Problem to work on: Work through the data below and copy out every line where "bird" is found.

(Entries from a dataset of interfaces)

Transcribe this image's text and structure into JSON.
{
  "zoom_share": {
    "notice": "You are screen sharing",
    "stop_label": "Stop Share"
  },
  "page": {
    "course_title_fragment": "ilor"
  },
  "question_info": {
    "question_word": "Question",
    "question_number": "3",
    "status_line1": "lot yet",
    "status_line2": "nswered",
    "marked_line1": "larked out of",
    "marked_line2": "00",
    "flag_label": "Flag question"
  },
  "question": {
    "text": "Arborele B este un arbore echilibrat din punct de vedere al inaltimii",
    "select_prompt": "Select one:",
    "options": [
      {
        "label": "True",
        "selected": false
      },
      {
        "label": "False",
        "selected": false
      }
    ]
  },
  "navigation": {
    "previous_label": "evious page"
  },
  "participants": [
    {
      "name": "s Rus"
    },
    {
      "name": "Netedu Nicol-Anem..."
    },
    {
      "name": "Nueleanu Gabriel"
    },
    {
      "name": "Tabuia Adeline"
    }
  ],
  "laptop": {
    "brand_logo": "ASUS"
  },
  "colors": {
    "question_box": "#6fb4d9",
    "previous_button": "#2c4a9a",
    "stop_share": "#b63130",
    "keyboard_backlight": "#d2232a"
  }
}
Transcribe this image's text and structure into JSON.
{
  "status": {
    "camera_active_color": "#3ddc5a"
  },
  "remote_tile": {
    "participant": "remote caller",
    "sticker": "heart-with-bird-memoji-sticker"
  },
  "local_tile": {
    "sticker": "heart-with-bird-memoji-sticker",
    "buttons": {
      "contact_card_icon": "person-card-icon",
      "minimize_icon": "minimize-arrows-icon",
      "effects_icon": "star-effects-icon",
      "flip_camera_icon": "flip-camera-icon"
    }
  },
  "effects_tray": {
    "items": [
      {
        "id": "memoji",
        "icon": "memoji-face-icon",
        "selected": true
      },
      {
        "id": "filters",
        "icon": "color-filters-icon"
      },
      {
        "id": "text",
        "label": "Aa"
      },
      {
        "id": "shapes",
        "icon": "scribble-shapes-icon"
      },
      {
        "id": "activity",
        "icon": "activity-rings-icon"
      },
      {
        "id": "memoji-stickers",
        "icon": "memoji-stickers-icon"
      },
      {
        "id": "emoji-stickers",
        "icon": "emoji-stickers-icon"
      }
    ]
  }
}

Task output:
    "sticker": "heart-with-bird-memoji-sticker"
    "sticker": "heart-with-bird-memoji-sticker",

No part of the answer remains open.